Small Business Trends: I agree with all of that. And I also think maybe it gives people time to think about changing their business model from being transaction-centric to actually fully relationship-centric. Because a lot of companies before all of this, it seemed to me were really focused on the transaction. We all have to make money, totally understand that. But when at times like this, if your transaction focused and not relationship focused, there’s no reason for a customer to want to do business with you if all they felt you looked at them at was, is if you were just a wallet. As opposed to real people with real problems and needing a partner, not just somebody who wants me to swipe my credit card at the end of the day.

Gary Specter: Yeah, for sure. And it goes back to what I said earlier is, I think that empathy and loyalty, right? I’d mentioned, I said loyalty I think it’s going to become much more important. And I really think it is. I mean, people remember, who was able to help me when I needed the help, right? The grocery stores in which I was able to buy most of the groceries that I wanted. I’m not going to forget them tomorrow. I should say my wife will, she may continue to deal with them when this is all of a sudden gone, as opposed to the one that’s right down the street that wasn’t able to help us. So again, I think loyalty and empathy are incredibly important right now. And those are some of the things that I would be thinking about in terms of retaining my customer base. Because it’s your customer base that’s going to get you through this. It’s not your net new customers that are going to get you through this.

This is part of the One-on-One Interview series with thought leaders. The transcript has been edited for publication. If it's an audio or video interview, click on the embedded player above, or subscribe via iTunes or via Stitcher.

More in:

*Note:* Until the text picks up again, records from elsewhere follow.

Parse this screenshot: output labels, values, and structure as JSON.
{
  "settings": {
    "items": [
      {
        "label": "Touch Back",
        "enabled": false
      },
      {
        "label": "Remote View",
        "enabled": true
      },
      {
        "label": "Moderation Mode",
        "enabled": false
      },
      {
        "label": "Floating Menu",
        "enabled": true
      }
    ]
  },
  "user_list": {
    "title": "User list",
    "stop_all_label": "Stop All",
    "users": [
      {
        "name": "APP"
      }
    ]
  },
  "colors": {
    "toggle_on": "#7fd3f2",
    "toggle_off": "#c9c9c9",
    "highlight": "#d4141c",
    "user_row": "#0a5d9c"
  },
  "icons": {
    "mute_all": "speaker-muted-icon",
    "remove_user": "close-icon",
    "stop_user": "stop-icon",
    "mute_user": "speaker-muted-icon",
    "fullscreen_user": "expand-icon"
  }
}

Brent Leary Brent Leary is the host of the Small Business Trends One-on-One interview series and co-founder of CRM Essentials LLC, an Atlanta-based CRM advisory firm covering tools and strategies for improving business relationships. Brent is a CRM industry analyst, advisor, author, speaker and award-winning blogger.